According to the New York Almanac, though tourists were flocking to Saratoga Springs in the 1830s, few ventured further north into the “lofty chain of granite” visible from Lake George. One guidebook described the mysterious forms as “a wild repulsive aspect.”

Little was known of the Adirondack Mountains until 1836, when the New York State legislature commissioned geologist Ebenezer Emmons and artist Charles Cromwell Ingham to make exploratory surveys and bring back images of the wild and rocky region.

The Great Adirondack Pass by Charles Cromwell During the trip, Ingham painted The Great Adirondack Pass (right) “on the spot,” as it was noted at the time because rather unusual. Plein air painting per se wasn’t a thing in America until French Impressionism finally made an impact in the 1890s. Hudson River painters, such as Homer Dodge Martin, were much more likely to make large, expansive views.

And before that, most “topographic” paintings were strictly about recording information about a place. Ingram, though, embellished his reportage with drama and beauty by placing in his foreground a remarkable line of standing stones made mysterious by enveloping shadow.

Eventually, dozens of painters arrived who painted landscapes of the region including Thomas Cole, John Frederick Kensett, and the aforementioned Martin.

Nearly all of them, however, only painted studies – not finished paintings – on location. It was back in their New York studios that the studies and sketches they made became the sizable salon-style works to which the 19th century public was accustomed.

Artists still adore the Adirondacks for their rugged natural beauty.

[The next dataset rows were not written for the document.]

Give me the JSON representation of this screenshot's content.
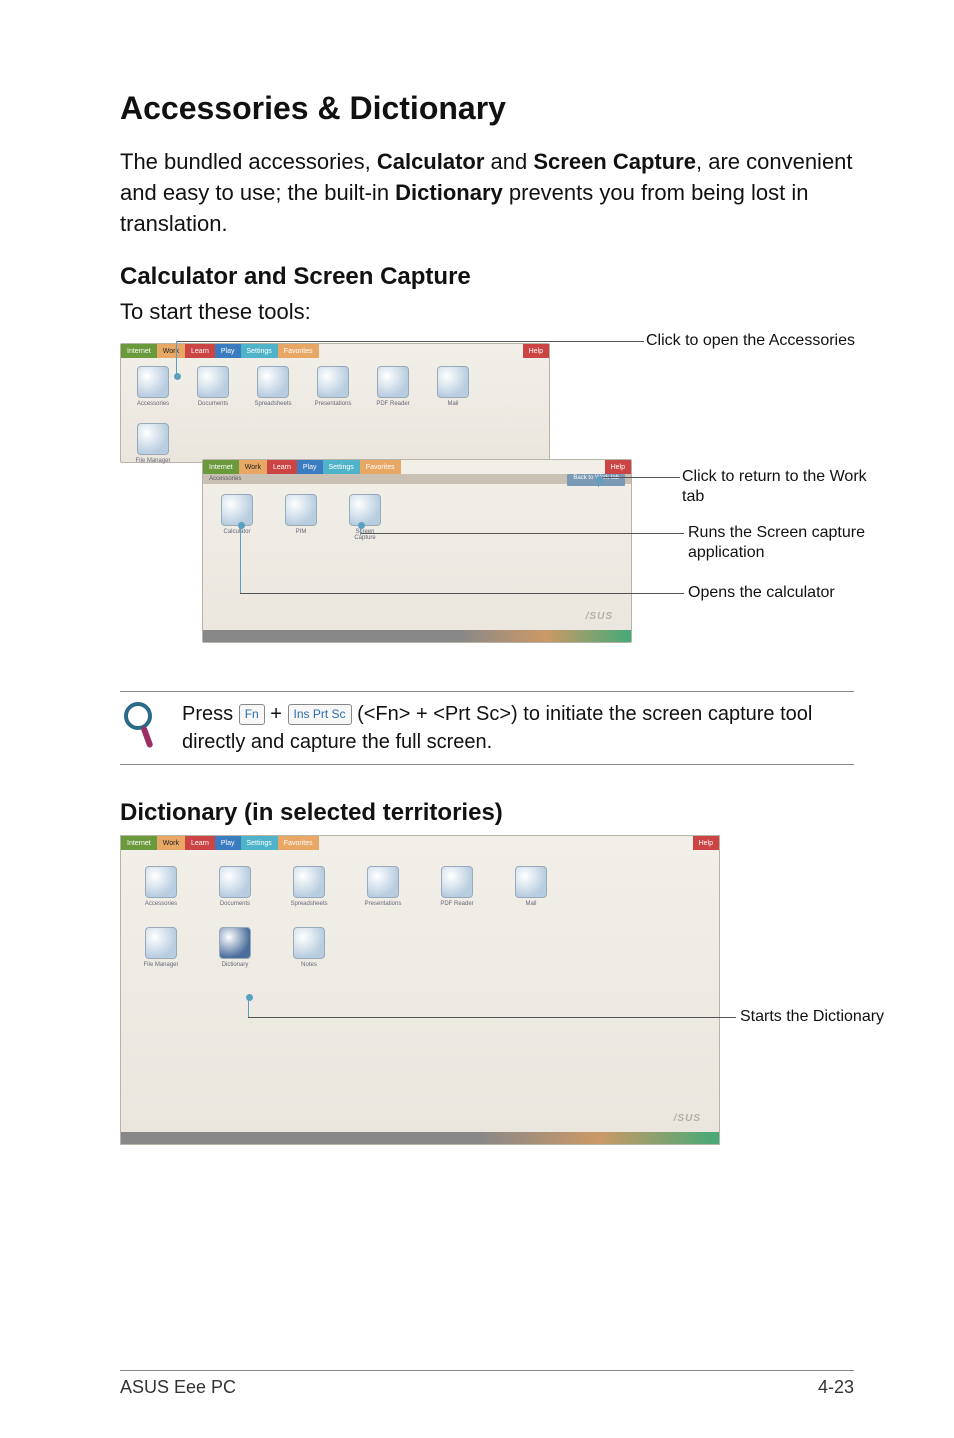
{
  "heading": "Accessories & Dictionary",
  "intro_parts": {
    "p1": "The bundled accessories, ",
    "b1": "Calculator",
    "p2": " and ",
    "b2": "Screen Capture",
    "p3": ", are convenient and easy to use; the built-in ",
    "b3": "Dictionary",
    "p4": " prevents you from being lost in translation."
  },
  "section1": {
    "title": "Calculator and Screen Capture",
    "lead": "To start these tools:",
    "callouts": {
      "open_acc": "Click to open the Accessories",
      "back_work": "Click to return to the Work tab",
      "run_capture": "Runs the Screen capture application",
      "open_calc": "Opens the calculator"
    },
    "shot_a": {
      "tabs": [
        "Internet",
        "Work",
        "Learn",
        "Play",
        "Settings",
        "Favorites"
      ],
      "help": "Help",
      "icons_row1": [
        "Accessories",
        "Documents",
        "Spreadsheets",
        "Presentations",
        "PDF Reader",
        "Mail"
      ],
      "icons_row2": [
        "File Manager"
      ]
    },
    "shot_b": {
      "tabs": [
        "Internet",
        "Work",
        "Learn",
        "Play",
        "Settings",
        "Favorites"
      ],
      "help": "Help",
      "subtitle": "Accessories",
      "back": "Back to Work tab",
      "icons": [
        "Calculator",
        "PIM",
        "Screen Capture"
      ]
    },
    "asus": "/SUS"
  },
  "tip": {
    "pre": "Press ",
    "key1": "Fn",
    "plus": " + ",
    "key2": "Ins\nPrt Sc",
    "paren": " (<Fn> + <Prt Sc>) to initiate the screen capture tool directly and capture the full screen."
  },
  "section2": {
    "title": "Dictionary (in selected territories)",
    "shot": {
      "tabs": [
        "Internet",
        "Work",
        "Learn",
        "Play",
        "Settings",
        "Favorites"
      ],
      "help": "Help",
      "icons_row1": [
        "Accessories",
        "Documents",
        "Spreadsheets",
        "Presentations",
        "PDF Reader",
        "Mail"
      ],
      "icons_row2": [
        "File Manager",
        "Dictionary",
        "Notes"
      ]
    },
    "callout": "Starts the Dictionary",
    "asus": "/SUS"
  },
  "footer": {
    "left": "ASUS Eee PC",
    "right": "4-23"
  }
}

Folks are signing up now for the 10 year reunion of the annual Adirondack Mountains plein air event with Eric Rhoads, publisher of Inside Art and Plein Air Magazine. You can see a video about past events here.

One Each

The Cincinnati Museum of Art is showing a ravishing collection of still life paintings by Impressionist artists renowned for their diverse achievements. One Each: Still Lifes by Cézanne, Pissarro and Friends focuses on still life paintings by five French painters, all created in the mid-1860s, the formative years of Impressionism. This single-gallery special exhibition is organized in partnership with the Toledo Museum of Art, from which come several striking images, including the Cezanne below.

Paul Cezanne, Still Life with Bread and Eggs, 1865